Like benzodiazepines, alcohol consumption induces a state of relaxation. According to the National Institute on Alcohol Abuse and Alcoholism, almost 1 million people died from alcohol related causes between the years of 1999 and 2017.
Alone, the towering numbers are catastrophic. However, when we pool all of these numbers, the toll that depressant addiction has on our society becomes devastating.
Every recovering addict faces the same rocky terrain. Unless the addict truly wants to rid themselves of their addiction, eventually they will hop back on the saddle. Depressant addiction is significantly intense. Depressant drugs slow down the brain. Thus, when an addict suddenly stops taking depressants, the brain speeds up, potentially causing seizures. As a result, experts recommend medically assisted treatment for depressant addiction.
First, the addict must physically rid their body of the drug. This is accomplished through detox. During this process, the addict is carefully supervised and provided with a nutritious diet, medications to assist cravings and medical monitoring.
After detox, the addict progresses to inpatient rehab. During this stage of recovery, the patient is able to reflect on their addiction and focus on recovery. The rehab will provide fitness programs as well as life skills education. The patient will learn how to manage their cravings. Such an ambitious task is carried out with therapy sessions and 12-step programs.
Once the 30- or 60-day rehab program is up, the real recovery begins. The patient will suddenly find themselves back in their old hunting grounds. Surrounded by family and friends will reignite the cravings and memories associated with the patient’s depressant addiction. Most likely, the recovering addict will require lifelong treatment.
Removing themselves from those familiar social circles is important. However, sometimes such an escape is not possible. Sobriety classes are vital to a successful recovery. Bottling our cravings can be dangerous. By talking about them and listening to how others deal with depressant addiction, patients learn how to manage their cravings.
Effects of depressant drugs have destroyed people and families. Depressant addiction is difficult to vanquish. Unless medically supervised, withdrawal from depressant addiction can be fatal. The first thing a recovering addict needs to do is to truly want to become sober.
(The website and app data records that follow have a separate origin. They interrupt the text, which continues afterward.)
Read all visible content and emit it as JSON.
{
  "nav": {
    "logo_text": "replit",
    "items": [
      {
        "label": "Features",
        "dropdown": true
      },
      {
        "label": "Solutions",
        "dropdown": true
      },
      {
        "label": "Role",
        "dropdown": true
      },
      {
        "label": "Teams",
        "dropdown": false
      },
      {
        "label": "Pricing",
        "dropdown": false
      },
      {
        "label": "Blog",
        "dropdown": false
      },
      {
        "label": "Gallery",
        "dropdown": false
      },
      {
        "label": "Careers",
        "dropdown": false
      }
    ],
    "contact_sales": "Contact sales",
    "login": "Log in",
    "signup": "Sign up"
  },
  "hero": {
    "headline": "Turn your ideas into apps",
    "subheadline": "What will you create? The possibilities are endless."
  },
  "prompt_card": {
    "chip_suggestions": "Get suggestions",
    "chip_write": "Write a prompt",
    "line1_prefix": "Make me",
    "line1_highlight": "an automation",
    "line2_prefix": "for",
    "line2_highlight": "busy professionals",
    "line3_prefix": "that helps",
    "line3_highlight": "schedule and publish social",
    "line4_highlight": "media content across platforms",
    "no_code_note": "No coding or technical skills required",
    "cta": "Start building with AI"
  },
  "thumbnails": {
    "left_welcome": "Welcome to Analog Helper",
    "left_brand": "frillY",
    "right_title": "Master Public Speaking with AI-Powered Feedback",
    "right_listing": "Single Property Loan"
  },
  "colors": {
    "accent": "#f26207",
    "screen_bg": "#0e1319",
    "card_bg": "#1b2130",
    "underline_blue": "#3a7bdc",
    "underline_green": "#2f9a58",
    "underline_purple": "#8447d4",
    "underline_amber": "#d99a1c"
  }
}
Once this conviction is professed, the patient needs to seek medical treatment.
If you know someone who is suffering from depressant addiction, Intrepid Detox can help. We have helped thousands of people find their way to sobriety. Contact us today.